City students get a feel for farming life
Breaking the city-country divide, Year 9 Rossmoyne Senior High School students had a field day last week at the University of WA’s Ridgefield farm at Pingelly.
The event was the brainchild of humanities and social sciences teacher Alison Sciascia, whose mission was to give the 56 students a lesson in food production.
Many of the students had never been inside a shearing shed, where UWA Professor Graeme Martin and Ridgefield manager Richard McKenna helped to bolster their knowledge of on-farm activities.
From farm machinery and the technology that has been tipped to revolutionise agriculture, to restoration work to improve biodiversity, the students explored the aims of UWA’s Future Farm 2050.
“Today’s farm implements are designed to have minimum ground disturbance in an effort to reduce soil erosion while retaining moisture,” Mr McKenna told students as they perused the farm’s seeder.
UWA senior science lecturer Nik Callow, also on hand to speak with students and demonstrate drone technology, said farming was an expensive business that required capital investment, and advancements in technology could have a negative effect on the rural population, with fewer people required to undertake manual tasks.
Touring the farm by bus, the students came under the instruction of UWA fieldwork co-ordinator Chris Brouwer, who had them analyse soil samples from three sites.
Rossmoyne students pictured by drone during a field day at UWA's Ridgefield Farm.

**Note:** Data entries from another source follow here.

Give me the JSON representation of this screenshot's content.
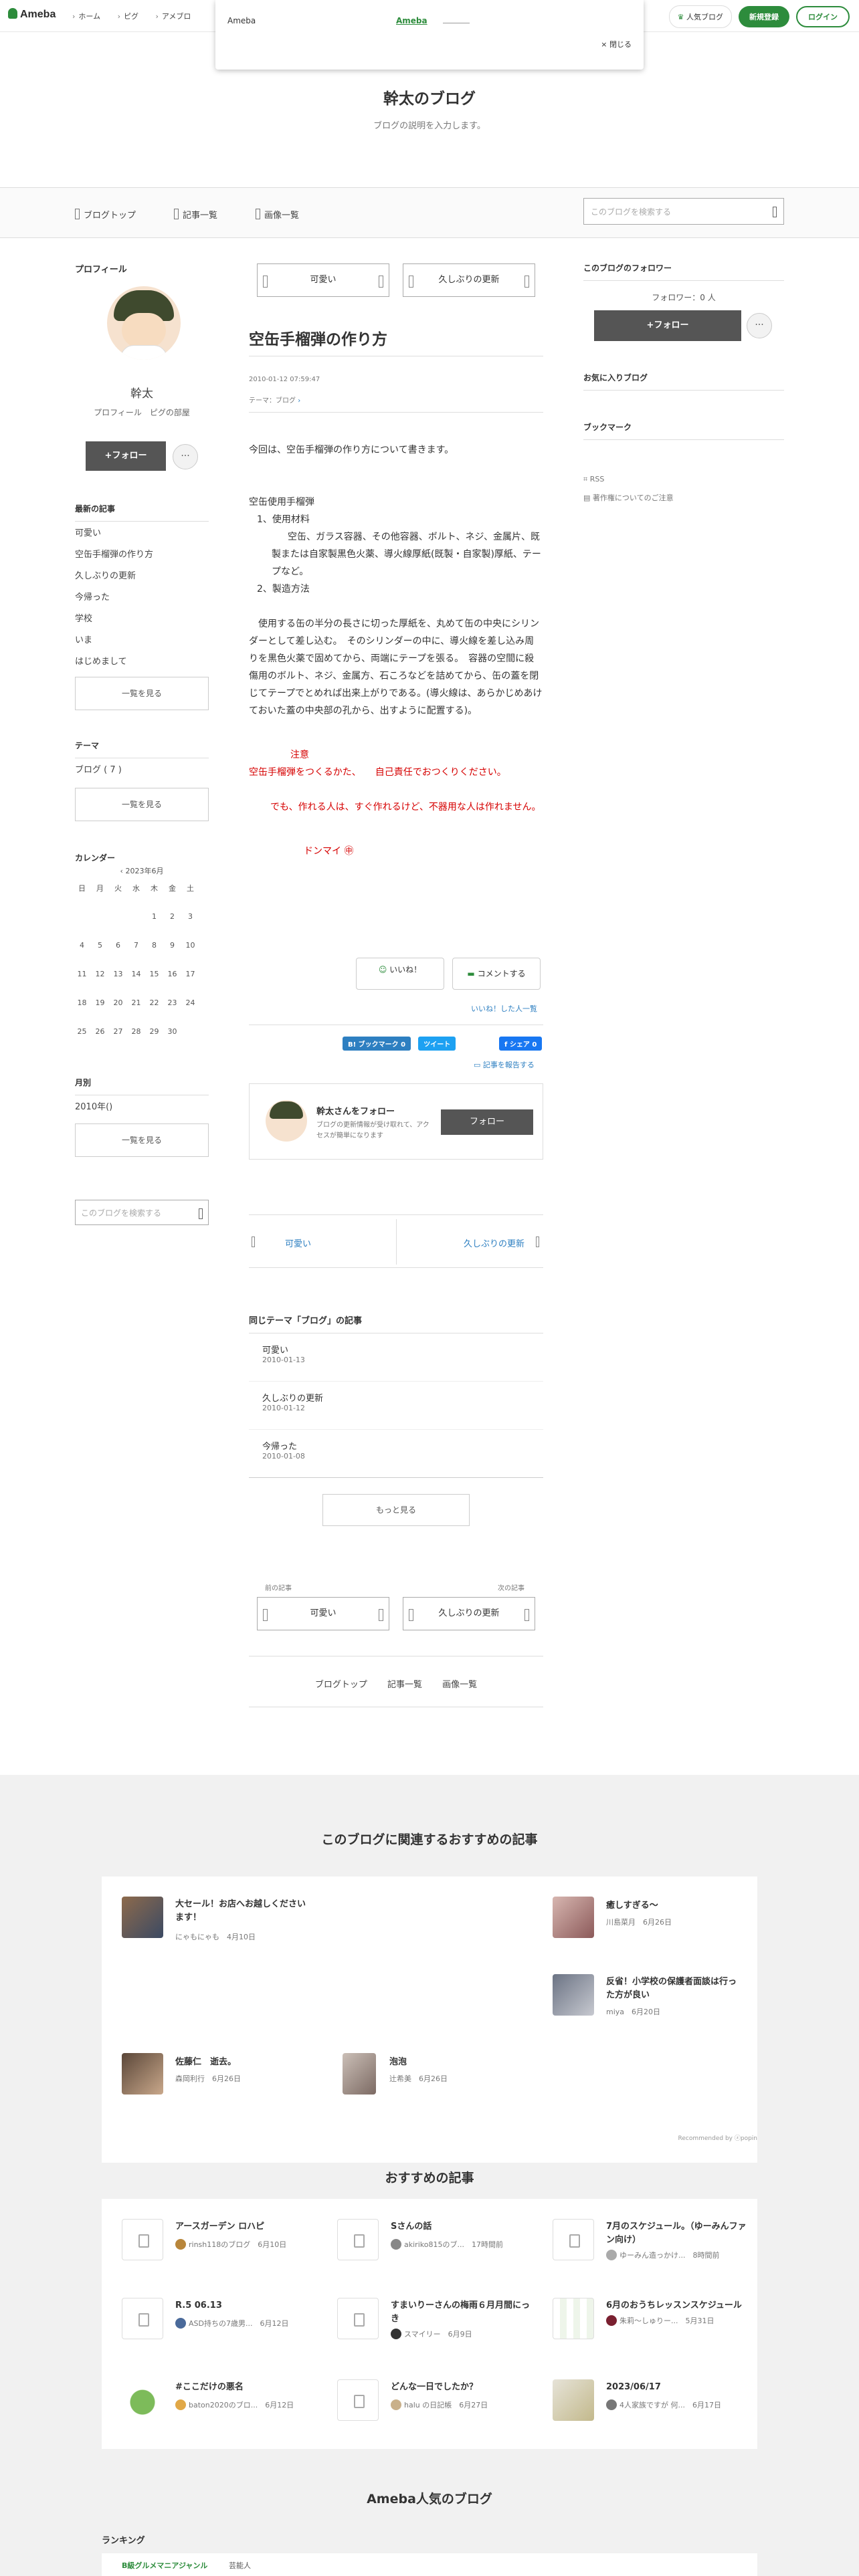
{
  "header": {
    "logo": "Ameba",
    "nav": [
      "ホーム",
      "ピグ",
      "アメブロ"
    ],
    "popular": "人気ブログ",
    "signup": "新規登録",
    "login": "ログイン"
  },
  "modal": {
    "title": "Ameba",
    "link": "Ameba",
    "close": "× 閉じる"
  },
  "blog": {
    "title": "幹太のブログ",
    "description": "ブログの説明を入力します。"
  },
  "nav2": {
    "top": "ブログトップ",
    "list": "記事一覧",
    "images": "画像一覧",
    "search_placeholder": "このブログを検索する"
  },
  "profile": {
    "heading": "プロフィール",
    "name": "幹太",
    "links": "プロフィール　ピグの部屋",
    "follow": "+フォロー",
    "more": "···"
  },
  "recent": {
    "heading": "最新の記事",
    "items": [
      "可愛い",
      "空缶手榴弾の作り方",
      "久しぶりの更新",
      "今帰った",
      "学校",
      "いま",
      "はじめまして"
    ],
    "more": "一覧を見る"
  },
  "theme": {
    "heading": "テーマ",
    "item": "ブログ ( 7 )",
    "more": "一覧を見る"
  },
  "calendar": {
    "heading": "カレンダー",
    "month": "2023年6月",
    "days": [
      "日",
      "月",
      "火",
      "水",
      "木",
      "金",
      "土"
    ],
    "weeks": [
      [
        "",
        "",
        "",
        "",
        "1",
        "2",
        "3"
      ],
      [
        "4",
        "5",
        "6",
        "7",
        "8",
        "9",
        "10"
      ],
      [
        "11",
        "12",
        "13",
        "14",
        "15",
        "16",
        "17"
      ],
      [
        "18",
        "19",
        "20",
        "21",
        "22",
        "23",
        "24"
      ],
      [
        "25",
        "26",
        "27",
        "28",
        "29",
        "30",
        ""
      ]
    ]
  },
  "monthly": {
    "heading": "月別",
    "item": "2010年()",
    "more": "一覧を見る"
  },
  "side_search": "このブログを検索する",
  "article": {
    "prev_top": "可愛い",
    "next_top": "久しぶりの更新",
    "title": "空缶手榴弾の作り方",
    "date": "2010-01-12 07:59:47",
    "theme": "テーマ：ブログ",
    "intro": "今回は、空缶手榴弾の作り方について書きます。",
    "sec1": "空缶使用手榴弾",
    "sec1a": "1、使用材料",
    "sec1b": "空缶、ガラス容器、その他容器、ボルト、ネジ、金属片、既製または自家製黒色火薬、導火線厚紙(既製・自家製)厚紙、テープなど。",
    "sec1c": "2、製造方法",
    "body": "　使用する缶の半分の長さに切った厚紙を、丸めて缶の中央にシリンダーとして差し込む。　そのシリンダーの中に、導火線を差し込み周りを黒色火薬で固めてから、両端にテープを張る。　容器の空間に殺傷用のボルト、ネジ、金属方、石ころなどを詰めてから、缶の蓋を閉じてテープでとめれば出来上がりである。(導火線は、あらかじめあけておいた蓋の中央部の孔から、出すように配置する)。",
    "warn_head": "注意",
    "warn1": "空缶手榴弾をつくるかた、　　自己責任でおつくりください。",
    "warn2": "でも、作れる人は、すぐ作れるけど、不器用な人は作れません。",
    "sign": "ドンマイ",
    "like": "いいね！",
    "comment": "コメントする",
    "liked": "いいね！した人一覧",
    "bookmark": "B! ブックマーク 0",
    "tweet": "ツイート",
    "fb_share": "シェア",
    "report": "記事を報告する",
    "follow_title": "幹太さんをフォロー",
    "follow_desc": "ブログの更新情報が受け取れて、アクセスが簡単になります",
    "follow_btn": "フォロー",
    "prev_mid": "可愛い",
    "next_mid": "久しぶりの更新"
  },
  "same_theme": {
    "heading": "同じテーマ「ブログ」の記事",
    "items": [
      {
        "title": "可愛い",
        "date": "2010-01-13"
      },
      {
        "title": "久しぶりの更新",
        "date": "2010-01-12"
      },
      {
        "title": "今帰った",
        "date": "2010-01-08"
      }
    ],
    "more": "もっと見る",
    "prev_label": "前の記事",
    "next_label": "次の記事",
    "prev": "可愛い",
    "next": "久しぶりの更新"
  },
  "bottom_nav": [
    "ブログトップ",
    "記事一覧",
    "画像一覧"
  ],
  "right": {
    "followers_heading": "このブログのフォロワー",
    "followers": "フォロワー：0 人",
    "follow": "+フォロー",
    "fav_heading": "お気に入りブログ",
    "bm_heading": "ブックマーク",
    "rss": "RSS",
    "copyright": "著作権についてのご注意"
  },
  "related": {
    "heading": "このブログに関連するおすすめの記事",
    "items": [
      {
        "title": "大セール！お店へお越しくださいます！",
        "author": "にゃもにゃも",
        "date": "4月10日"
      },
      {
        "title": "癒しすぎる〜",
        "author": "川島菜月",
        "date": "6月26日"
      },
      {
        "title": "反省！小学校の保護者面談は行った方が良い",
        "author": "miya",
        "date": "6月20日"
      },
      {
        "title": "佐藤仁　逝去。",
        "author": "森岡利行",
        "date": "6月26日"
      },
      {
        "title": "泡泡",
        "author": "辻希美",
        "date": "6月26日"
      }
    ],
    "credit": "Recommended by ⓩpopin"
  },
  "recommend": {
    "heading": "おすすめの記事",
    "items": [
      {
        "title": "アースガーデン ロハピ",
        "author": "rinsh118のブログ",
        "date": "6月10日"
      },
      {
        "title": "Sさんの話",
        "author": "akiriko815のブ...",
        "date": "17時間前"
      },
      {
        "title": "7月のスケジュール。（ゆーみんファン向け）",
        "author": "ゆーみん造っかけ...",
        "date": "8時間前"
      },
      {
        "title": "R.5 06.13",
        "author": "ASD持ちの7歳男...",
        "date": "6月12日"
      },
      {
        "title": "すまいりーさんの梅雨６月月間にっき",
        "author": "スマイリー",
        "date": "6月9日"
      },
      {
        "title": "6月のおうちレッスンスケジュール",
        "author": "朱莉〜しゅりー...",
        "date": "5月31日"
      },
      {
        "title": "#ここだけの悪名",
        "author": "baton2020のブロ...",
        "date": "6月12日"
      },
      {
        "title": "どんな一日でしたか？",
        "author": "halu の日記帳",
        "date": "6月27日"
      },
      {
        "title": "2023/06/17",
        "author": "4人家族ですが 何...",
        "date": "6月17日"
      }
    ]
  },
  "popular": {
    "heading": "Ameba人気のブログ",
    "ranking": "ランキング",
    "tab1": "B級グルメマニアジャンル",
    "tab2": "芸能人"
  }
}
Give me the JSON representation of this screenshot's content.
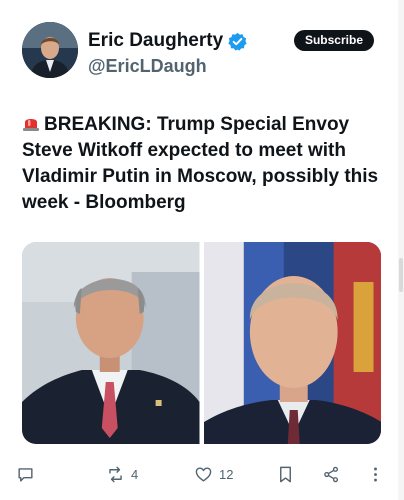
{
  "author": {
    "display_name": "Eric Daugherty",
    "handle": "@EricLDaugh",
    "verified": true
  },
  "subscribe_label": "Subscribe",
  "tweet": {
    "emoji": "siren-emoji",
    "text": "BREAKING: Trump Special Envoy Steve Witkoff expected to meet with Vladimir Putin in Moscow, possibly this week - Bloomberg"
  },
  "media": {
    "count": 2,
    "colors": {
      "left_bg": "#c7cfd6",
      "right_bg": "#2e4a8a"
    }
  },
  "actions": {
    "reply": {
      "icon": "reply-icon",
      "count": ""
    },
    "retweet": {
      "icon": "retweet-icon",
      "count": "4"
    },
    "like": {
      "icon": "heart-icon",
      "count": "12"
    },
    "bookmark": {
      "icon": "bookmark-icon",
      "count": ""
    },
    "share": {
      "icon": "share-icon",
      "count": ""
    },
    "more": {
      "icon": "more-vertical-icon",
      "count": ""
    }
  },
  "colors": {
    "text": "#0f1419",
    "muted": "#536471",
    "verified": "#1d9bf0"
  }
}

Rossmoyne student Phoenix Opitz-de Niet collecting soil samples at UWA's Ridgefield farm.